WASHINGTON -- Medicaid, the health program for poor people, pays doctors much less than either Medicare or private health insurers for the same services. As a result, many doctors are refusing to take Medicaid patients, a federal advisory commission said yesterday.
In a report to Congress, the panel, the Physician Payment Review Commission, said Medicaid pays doctors 69 percent of what Medicare pays, and an even smaller proportion of what private insurers pay.
Forty-four states have problems getting doctors to participate in Medicaid, and "low fees were cited as the most common factor in discouraging participation," the commission said.
Medicare, the federal health insurance program for 33 million elderly and disabled people, has a much stronger political constituency than Medicaid, a federal-state program for 27 million poor Americans, including 13 million children.
While doctors have often complained informally about the level of Medicaid payments, the study by the commission is the most systematic attempt to date to measure the disparities.
The study, conducted with the help of the National Governors Association, was based in part on a survey of state Medicaid programs that reported data on actual fees for services commonly received by Medicaid beneficiaries.
Another reason for the disparity in doctors' fees under the programs is the the way the programs are financed.
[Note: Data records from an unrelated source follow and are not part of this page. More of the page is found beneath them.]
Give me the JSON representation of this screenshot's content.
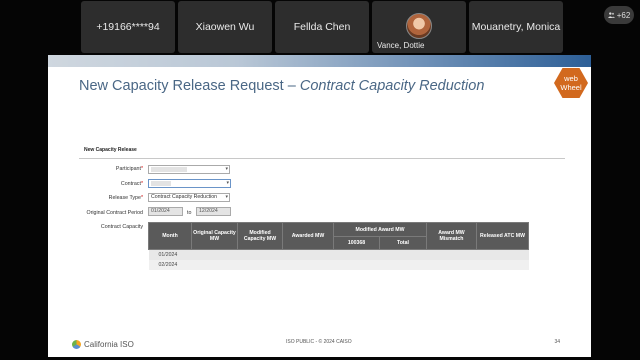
{
  "participants": [
    {
      "name": "+19166****94"
    },
    {
      "name": "Xiaowen Wu"
    },
    {
      "name": "Fellda Chen"
    },
    {
      "name": "Vance, Dottie",
      "has_video": true
    },
    {
      "name": "Mouanetry, Monica"
    }
  ],
  "overflow_badge": "+62",
  "slide": {
    "title_main": "New Capacity Release Request – ",
    "title_italic": "Contract Capacity Reduction",
    "web_badge_line1": "web",
    "web_badge_line2": "Wheel",
    "form_header": "New Capacity Release",
    "fields": {
      "participant_label": "Participant",
      "contract_label": "Contract",
      "release_type_label": "Release Type",
      "release_type_value": "Contract Capacity Reduction",
      "period_label": "Original Contract Period",
      "period_start": "01/2024",
      "period_to": "to",
      "period_end": "12/2024",
      "capacity_label": "Contract Capacity"
    },
    "table": {
      "headers": {
        "month": "Month",
        "original": "Original Capacity MW",
        "modified": "Modified Capacity MW",
        "awarded": "Awarded MW",
        "modified_award": "Modified Award MW",
        "sub_id": "100368",
        "sub_total": "Total",
        "mismatch": "Award MW Mismatch",
        "released": "Released ATC MW"
      },
      "rows": [
        {
          "month": "01/2024"
        },
        {
          "month": "02/2024"
        }
      ]
    },
    "footer": {
      "logo_text": "California ISO",
      "center": "ISO PUBLIC - © 2024 CAISO",
      "page": "34"
    }
  },
  "colors": {
    "title": "#4a6785",
    "badge": "#d2691e",
    "table_header": "#5a5a5a"
  }
}
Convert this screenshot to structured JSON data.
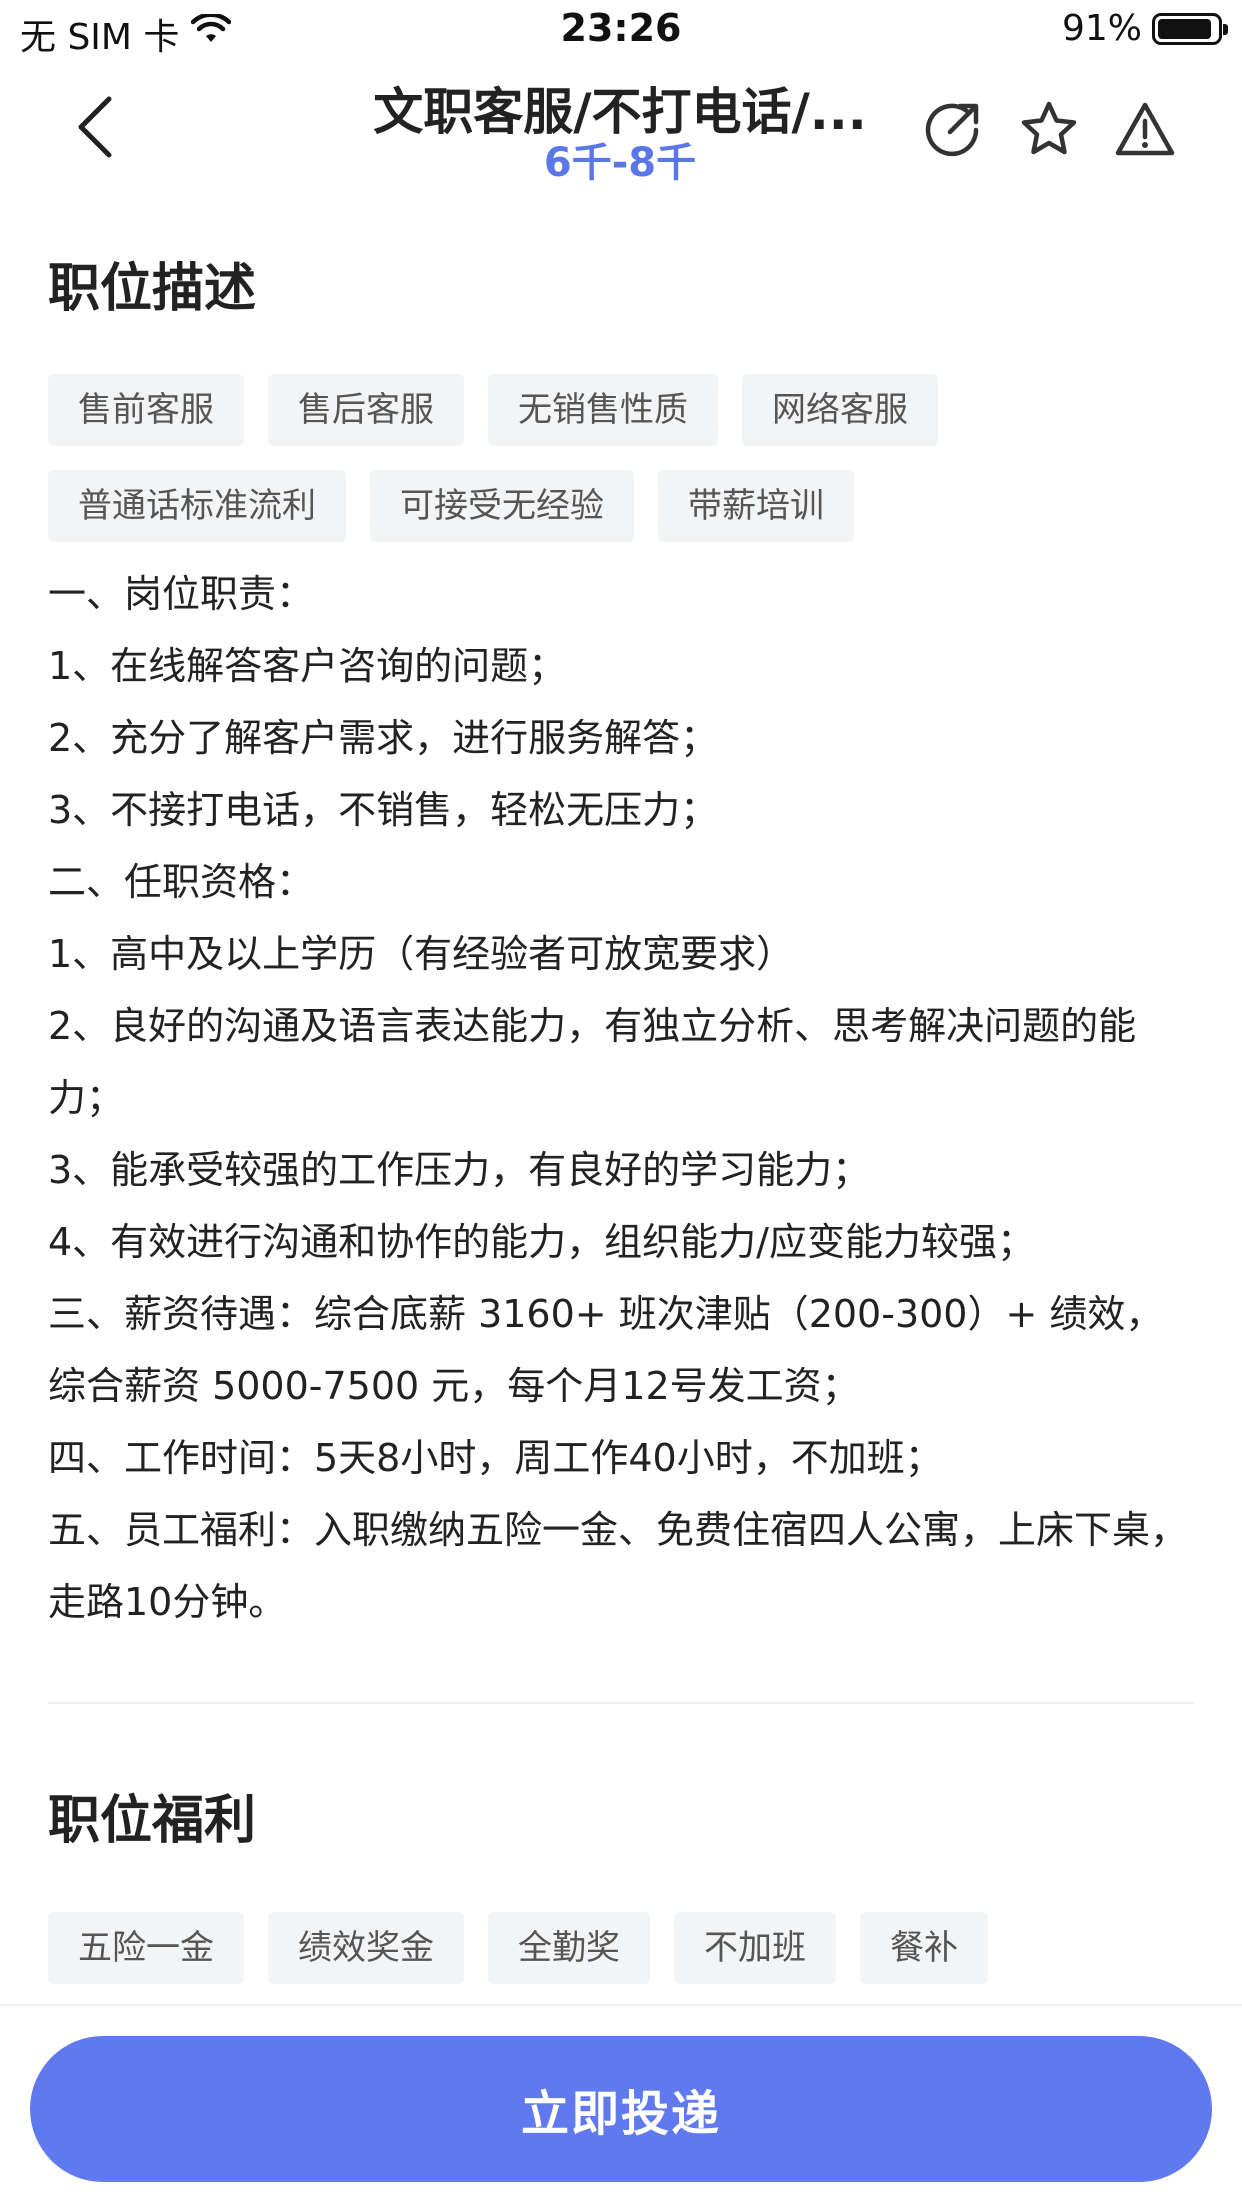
{
  "status": {
    "carrier": "无 SIM 卡",
    "time": "23:26",
    "battery": "91%"
  },
  "nav": {
    "title": "文职客服/不打电话/...",
    "salary": "6千-8千"
  },
  "description": {
    "title": "职位描述",
    "tags": [
      "售前客服",
      "售后客服",
      "无销售性质",
      "网络客服",
      "普通话标准流利",
      "可接受无经验",
      "带薪培训"
    ],
    "lines": [
      "一、岗位职责：",
      "1、在线解答客户咨询的问题；",
      "2、充分了解客户需求，进行服务解答；",
      "3、不接打电话，不销售，轻松无压力；",
      "二、任职资格：",
      "1、高中及以上学历（有经验者可放宽要求）",
      "2、良好的沟通及语言表达能力，有独立分析、思考解决问题的能力；",
      "3、能承受较强的工作压力，有良好的学习能力；",
      "4、有效进行沟通和协作的能力，组织能力/应变能力较强；",
      "三、薪资待遇：综合底薪 3160+ 班次津贴（200-300）+ 绩效，综合薪资 5000-7500 元，每个月12号发工资；",
      "四、工作时间：5天8小时，周工作40小时，不加班；",
      "五、员工福利：入职缴纳五险一金、免费住宿四人公寓，上床下桌，走路10分钟。"
    ]
  },
  "benefits": {
    "title": "职位福利",
    "tags": [
      "五险一金",
      "绩效奖金",
      "全勤奖",
      "不加班",
      "餐补"
    ]
  },
  "apply": {
    "label": "立即投递"
  },
  "colors": {
    "accent": "#6079ef",
    "salary": "#5b76e8",
    "tag_bg": "#f3f4f6"
  }
}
Medicare has its own trust funds, composed of payroll taxes, premiums and general revenues.
Medicaid, by contrast, depends almost entirely on general federal and state revenues.
The U.S. government decides how much to pay doctors under Medicare.
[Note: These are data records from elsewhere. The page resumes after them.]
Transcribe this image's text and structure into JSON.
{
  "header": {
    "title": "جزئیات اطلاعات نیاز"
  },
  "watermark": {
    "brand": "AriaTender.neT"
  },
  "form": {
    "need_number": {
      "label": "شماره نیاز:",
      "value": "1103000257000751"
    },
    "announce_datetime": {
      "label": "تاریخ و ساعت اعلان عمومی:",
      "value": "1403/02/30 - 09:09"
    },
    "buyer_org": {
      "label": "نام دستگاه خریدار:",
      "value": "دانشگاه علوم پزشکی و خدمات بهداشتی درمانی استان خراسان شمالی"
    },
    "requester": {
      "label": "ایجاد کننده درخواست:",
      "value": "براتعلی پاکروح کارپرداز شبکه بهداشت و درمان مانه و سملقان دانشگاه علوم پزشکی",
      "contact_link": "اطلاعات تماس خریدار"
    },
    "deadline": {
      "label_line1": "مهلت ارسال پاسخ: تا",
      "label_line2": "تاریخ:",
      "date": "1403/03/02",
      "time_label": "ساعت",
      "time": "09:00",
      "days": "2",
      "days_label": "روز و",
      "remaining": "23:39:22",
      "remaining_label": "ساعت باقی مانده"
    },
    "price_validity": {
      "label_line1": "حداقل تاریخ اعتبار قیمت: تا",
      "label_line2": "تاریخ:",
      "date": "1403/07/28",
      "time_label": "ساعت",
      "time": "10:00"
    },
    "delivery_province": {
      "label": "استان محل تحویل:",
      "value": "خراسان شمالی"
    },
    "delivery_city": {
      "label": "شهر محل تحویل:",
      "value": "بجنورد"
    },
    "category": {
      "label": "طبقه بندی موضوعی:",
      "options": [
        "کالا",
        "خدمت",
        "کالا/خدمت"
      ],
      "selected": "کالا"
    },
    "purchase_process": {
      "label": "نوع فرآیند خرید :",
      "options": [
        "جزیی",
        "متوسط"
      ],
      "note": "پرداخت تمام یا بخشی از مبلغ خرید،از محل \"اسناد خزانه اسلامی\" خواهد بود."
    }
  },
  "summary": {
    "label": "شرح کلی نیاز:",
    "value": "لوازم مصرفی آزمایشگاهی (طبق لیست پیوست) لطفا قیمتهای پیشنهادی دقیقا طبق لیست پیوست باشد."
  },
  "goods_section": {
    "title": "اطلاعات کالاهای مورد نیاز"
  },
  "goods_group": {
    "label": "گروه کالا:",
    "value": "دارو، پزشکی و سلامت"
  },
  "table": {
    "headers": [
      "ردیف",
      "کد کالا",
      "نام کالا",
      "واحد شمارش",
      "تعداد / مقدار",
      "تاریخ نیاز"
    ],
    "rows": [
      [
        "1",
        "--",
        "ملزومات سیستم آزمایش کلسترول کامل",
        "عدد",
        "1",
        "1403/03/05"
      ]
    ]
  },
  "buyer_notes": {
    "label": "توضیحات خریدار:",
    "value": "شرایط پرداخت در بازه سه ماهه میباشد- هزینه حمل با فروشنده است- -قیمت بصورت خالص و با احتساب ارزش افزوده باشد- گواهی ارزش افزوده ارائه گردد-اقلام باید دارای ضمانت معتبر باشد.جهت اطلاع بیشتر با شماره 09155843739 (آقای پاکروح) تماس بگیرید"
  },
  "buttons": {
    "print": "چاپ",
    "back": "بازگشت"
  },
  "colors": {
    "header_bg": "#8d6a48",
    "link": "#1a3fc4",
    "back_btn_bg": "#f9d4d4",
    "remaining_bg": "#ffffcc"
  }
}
But states have wide discretion in deciding how much to pay in doctors' fees under Medicaid. And states often fail to update doctors' fees to take account of inflation. In some states, Medicaid pays less than it
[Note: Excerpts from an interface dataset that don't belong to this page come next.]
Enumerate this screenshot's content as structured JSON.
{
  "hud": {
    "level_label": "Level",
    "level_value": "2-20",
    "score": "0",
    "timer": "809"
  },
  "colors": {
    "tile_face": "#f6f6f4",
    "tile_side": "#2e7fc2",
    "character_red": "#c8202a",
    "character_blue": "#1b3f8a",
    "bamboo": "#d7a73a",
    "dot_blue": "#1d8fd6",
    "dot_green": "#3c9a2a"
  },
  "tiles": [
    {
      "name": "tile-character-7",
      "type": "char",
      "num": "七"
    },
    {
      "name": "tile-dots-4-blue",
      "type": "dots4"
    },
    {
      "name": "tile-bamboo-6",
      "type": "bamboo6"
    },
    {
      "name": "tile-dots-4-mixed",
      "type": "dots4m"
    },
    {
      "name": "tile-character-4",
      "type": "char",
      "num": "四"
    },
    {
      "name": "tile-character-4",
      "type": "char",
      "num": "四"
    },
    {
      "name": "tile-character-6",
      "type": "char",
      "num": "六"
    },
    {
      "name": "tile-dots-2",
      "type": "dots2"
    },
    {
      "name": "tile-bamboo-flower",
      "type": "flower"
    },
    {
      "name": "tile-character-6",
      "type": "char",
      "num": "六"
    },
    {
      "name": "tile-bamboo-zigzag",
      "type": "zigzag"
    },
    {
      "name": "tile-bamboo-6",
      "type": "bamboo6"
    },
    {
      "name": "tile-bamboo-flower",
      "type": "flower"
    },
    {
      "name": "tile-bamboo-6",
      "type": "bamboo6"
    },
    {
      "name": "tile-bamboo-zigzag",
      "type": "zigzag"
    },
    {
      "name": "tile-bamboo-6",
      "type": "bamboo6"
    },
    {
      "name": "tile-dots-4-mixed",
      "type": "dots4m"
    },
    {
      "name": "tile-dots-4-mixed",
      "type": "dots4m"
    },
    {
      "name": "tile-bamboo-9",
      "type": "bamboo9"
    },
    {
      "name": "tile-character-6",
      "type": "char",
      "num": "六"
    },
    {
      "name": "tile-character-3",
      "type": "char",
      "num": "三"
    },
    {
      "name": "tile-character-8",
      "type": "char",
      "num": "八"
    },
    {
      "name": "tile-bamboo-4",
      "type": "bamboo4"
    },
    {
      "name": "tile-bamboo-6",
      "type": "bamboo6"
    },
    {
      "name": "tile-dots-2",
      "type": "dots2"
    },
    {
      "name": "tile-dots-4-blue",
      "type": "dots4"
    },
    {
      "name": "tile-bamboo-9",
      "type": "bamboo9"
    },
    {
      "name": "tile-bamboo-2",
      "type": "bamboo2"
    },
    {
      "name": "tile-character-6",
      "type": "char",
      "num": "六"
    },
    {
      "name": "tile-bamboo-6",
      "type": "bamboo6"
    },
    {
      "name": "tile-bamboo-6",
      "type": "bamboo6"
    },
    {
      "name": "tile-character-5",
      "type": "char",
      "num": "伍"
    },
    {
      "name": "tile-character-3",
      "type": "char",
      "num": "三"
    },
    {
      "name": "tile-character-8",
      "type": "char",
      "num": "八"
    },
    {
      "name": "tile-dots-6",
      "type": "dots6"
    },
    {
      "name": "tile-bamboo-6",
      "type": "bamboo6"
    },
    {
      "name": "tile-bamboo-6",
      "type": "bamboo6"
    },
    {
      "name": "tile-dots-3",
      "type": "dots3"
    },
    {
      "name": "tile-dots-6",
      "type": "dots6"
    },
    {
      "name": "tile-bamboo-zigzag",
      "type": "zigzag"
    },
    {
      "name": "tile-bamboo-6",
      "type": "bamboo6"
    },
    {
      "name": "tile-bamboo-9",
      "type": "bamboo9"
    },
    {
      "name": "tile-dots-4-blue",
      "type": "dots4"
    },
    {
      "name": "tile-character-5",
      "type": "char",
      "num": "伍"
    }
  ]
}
costs for doctors to perform certain services.
The low Medicaid fees affect patients in several ways, the commission said: Medicaid recipients are less likely than other people to have a continuing relationship with a doctor, less likely to receive care in a private office and more likely to receive basic care in a hospital.
Doctors treating Medicaid patients may be at a "substantial economic disadvantage relative to their peers," the report said.
Dollar of Medicaid payments per dollar of Medicare payments.
District of Columbia .51
New Hampshire .67
New Jersey .40
New Mexico .69
New York .30
North Carolina .93
North Dakota .75
Rhode Island .55
South Carolina .81
South Dakota .85
West Virginia .35
* Arizona and Wyoming did not respond to the survey.